Problem to work on:
Copy all data exactly. Skip pictures.

Data shown:
BEGIN
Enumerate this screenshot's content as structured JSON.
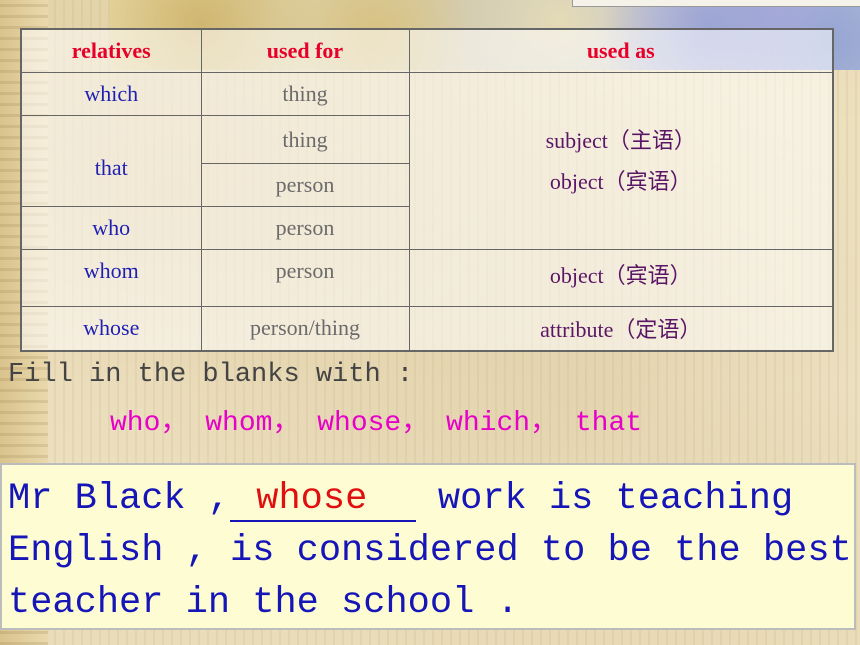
{
  "table": {
    "headers": [
      "relatives",
      "used for",
      "used as"
    ],
    "rows": {
      "which": {
        "rel": "which",
        "for": "thing"
      },
      "that": {
        "rel": "that",
        "for1": "thing",
        "for2": "person"
      },
      "who": {
        "rel": "who",
        "for": "person"
      },
      "whom": {
        "rel": "whom",
        "for": "person",
        "as": "object（宾语）"
      },
      "whose": {
        "rel": "whose",
        "for": "person/thing",
        "as": "attribute（定语）"
      }
    },
    "used_as_group": [
      "subject（主语）",
      "object（宾语）"
    ]
  },
  "instructions": {
    "label": "Fill in the blanks with :",
    "words": "who， whom， whose， which， that"
  },
  "question": {
    "before": "Mr Black ,",
    "answer": "whose",
    "line1_after": " work is teaching",
    "line2": "English , is considered to be the best",
    "line3": "teacher in the school ."
  },
  "colors": {
    "header": "#e8002a",
    "relative": "#1f1fb4",
    "used_for": "#6b6b6b",
    "used_as": "#5a1565",
    "word_list": "#e600c8",
    "question_text": "#1515b8",
    "answer": "#e01010",
    "question_bg": "#fdfcd2"
  }
}
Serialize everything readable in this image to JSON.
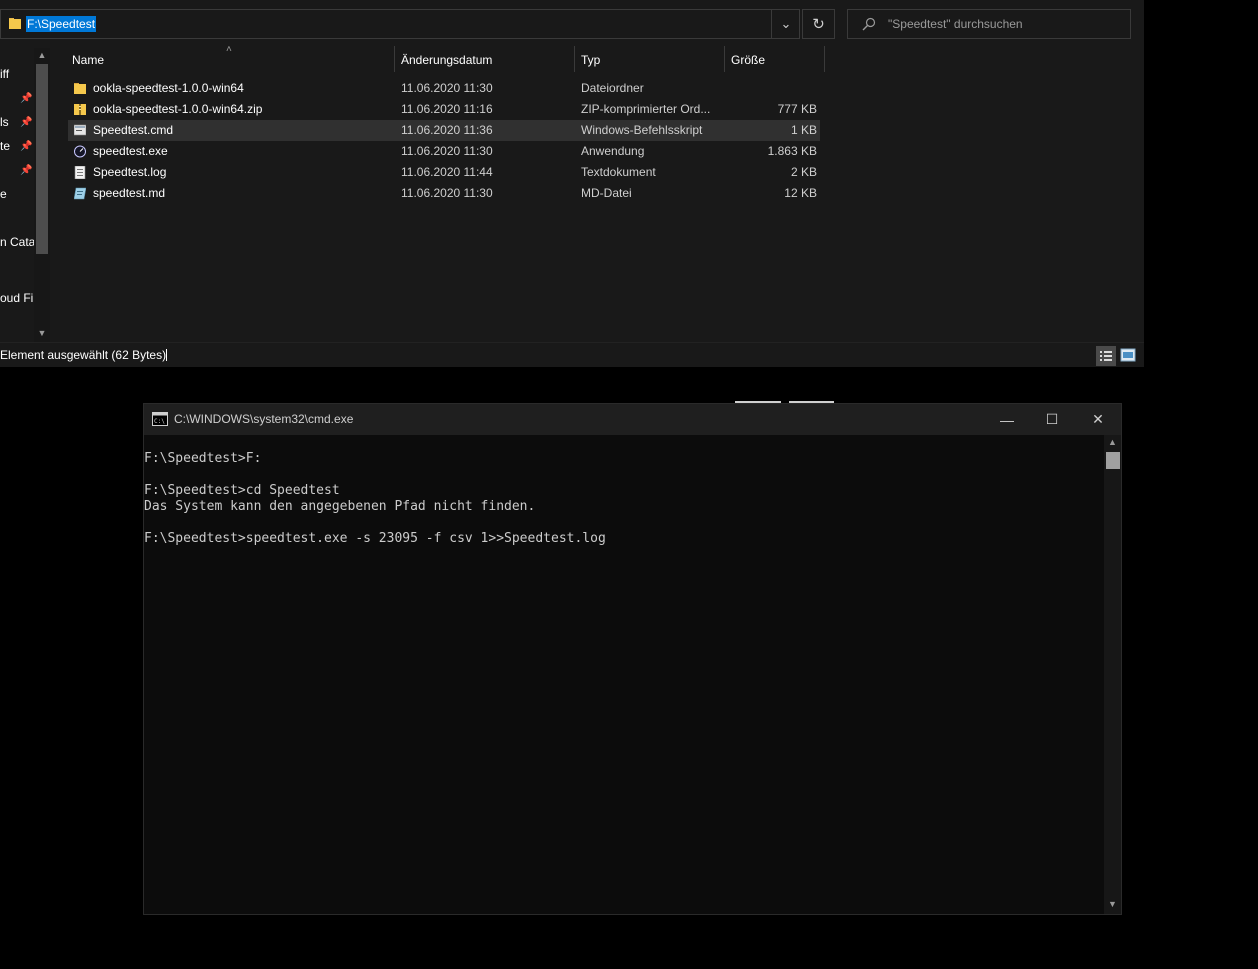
{
  "explorer": {
    "address": "F:\\Speedtest",
    "search_placeholder": "\"Speedtest\" durchsuchen",
    "nav_labels": [
      "iff",
      "ls",
      "te",
      "e",
      "n Catal",
      "oud Fil"
    ],
    "columns": {
      "name": "Name",
      "date": "Änderungsdatum",
      "type": "Typ",
      "size": "Größe"
    },
    "files": [
      {
        "name": "ookla-speedtest-1.0.0-win64",
        "date": "11.06.2020 11:30",
        "type": "Dateiordner",
        "size": "",
        "icon": "folder-icon"
      },
      {
        "name": "ookla-speedtest-1.0.0-win64.zip",
        "date": "11.06.2020 11:16",
        "type": "ZIP-komprimierter Ord...",
        "size": "777 KB",
        "icon": "zip-folder-icon"
      },
      {
        "name": "Speedtest.cmd",
        "date": "11.06.2020 11:36",
        "type": "Windows-Befehlsskript",
        "size": "1 KB",
        "icon": "script-icon"
      },
      {
        "name": "speedtest.exe",
        "date": "11.06.2020 11:30",
        "type": "Anwendung",
        "size": "1.863 KB",
        "icon": "speedtest-app-icon"
      },
      {
        "name": "Speedtest.log",
        "date": "11.06.2020 11:44",
        "type": "Textdokument",
        "size": "2 KB",
        "icon": "text-document-icon"
      },
      {
        "name": "speedtest.md",
        "date": "11.06.2020 11:30",
        "type": "MD-Datei",
        "size": "12 KB",
        "icon": "md-file-icon"
      }
    ],
    "status": "Element ausgewählt (62 Bytes)"
  },
  "cmd": {
    "title": "C:\\WINDOWS\\system32\\cmd.exe",
    "lines": [
      "F:\\Speedtest>F:",
      "",
      "F:\\Speedtest>cd Speedtest",
      "Das System kann den angegebenen Pfad nicht finden.",
      "",
      "F:\\Speedtest>speedtest.exe -s 23095 -f csv 1>>Speedtest.log"
    ]
  },
  "colors": {
    "selection": "#0078d7",
    "window_bg": "#191919",
    "console_bg": "#0c0c0c",
    "console_text": "#cccccc"
  }
}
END
Exercise solution:
Enumerate this screenshot's content as structured JSON.
{
  "table": {
    "headers": [
      "relatives",
      "used for",
      "used as"
    ],
    "rows": {
      "which": {
        "rel": "which",
        "for": "thing"
      },
      "that": {
        "rel": "that",
        "for1": "thing",
        "for2": "person"
      },
      "who": {
        "rel": "who",
        "for": "person"
      },
      "whom": {
        "rel": "whom",
        "for": "person",
        "as": "object（宾语）"
      },
      "whose": {
        "rel": "whose",
        "for": "person/thing",
        "as": "attribute（定语）"
      }
    },
    "used_as_group": [
      "subject（主语）",
      "object（宾语）"
    ]
  },
  "instructions": {
    "label": "Fill in the blanks with :",
    "words": "who， whom， whose， which， that"
  },
  "question": {
    "before": "Mr Black ,",
    "answer": "whose",
    "line1_after": " work is teaching",
    "line2": "English , is considered to be the best",
    "line3": "teacher in the school ."
  },
  "colors": {
    "header": "#e8002a",
    "relative": "#1f1fb4",
    "used_for": "#6b6b6b",
    "used_as": "#5a1565",
    "word_list": "#e600c8",
    "question_text": "#1515b8",
    "answer": "#e01010",
    "question_bg": "#fdfcd2"
  }
}
Serialize everything readable in this image to JSON.
{
  "explorer": {
    "address": "F:\\Speedtest",
    "search_placeholder": "\"Speedtest\" durchsuchen",
    "nav_labels": [
      "iff",
      "ls",
      "te",
      "e",
      "n Catal",
      "oud Fil"
    ],
    "columns": {
      "name": "Name",
      "date": "Änderungsdatum",
      "type": "Typ",
      "size": "Größe"
    },
    "files": [
      {
        "name": "ookla-speedtest-1.0.0-win64",
        "date": "11.06.2020 11:30",
        "type": "Dateiordner",
        "size": "",
        "icon": "folder-icon"
      },
      {
        "name": "ookla-speedtest-1.0.0-win64.zip",
        "date": "11.06.2020 11:16",
        "type": "ZIP-komprimierter Ord...",
        "size": "777 KB",
        "icon": "zip-folder-icon"
      },
      {
        "name": "Speedtest.cmd",
        "date": "11.06.2020 11:36",
        "type": "Windows-Befehlsskript",
        "size": "1 KB",
        "icon": "script-icon"
      },
      {
        "name": "speedtest.exe",
        "date": "11.06.2020 11:30",
        "type": "Anwendung",
        "size": "1.863 KB",
        "icon": "speedtest-app-icon"
      },
      {
        "name": "Speedtest.log",
        "date": "11.06.2020 11:44",
        "type": "Textdokument",
        "size": "2 KB",
        "icon": "text-document-icon"
      },
      {
        "name": "speedtest.md",
        "date": "11.06.2020 11:30",
        "type": "MD-Datei",
        "size": "12 KB",
        "icon": "md-file-icon"
      }
    ],
    "status": "Element ausgewählt (62 Bytes)"
  },
  "cmd": {
    "title": "C:\\WINDOWS\\system32\\cmd.exe",
    "lines": [
      "F:\\Speedtest>F:",
      "",
      "F:\\Speedtest>cd Speedtest",
      "Das System kann den angegebenen Pfad nicht finden.",
      "",
      "F:\\Speedtest>speedtest.exe -s 23095 -f csv 1>>Speedtest.log"
    ]
  },
  "colors": {
    "selection": "#0078d7",
    "window_bg": "#191919",
    "console_bg": "#0c0c0c",
    "console_text": "#cccccc"
  }
}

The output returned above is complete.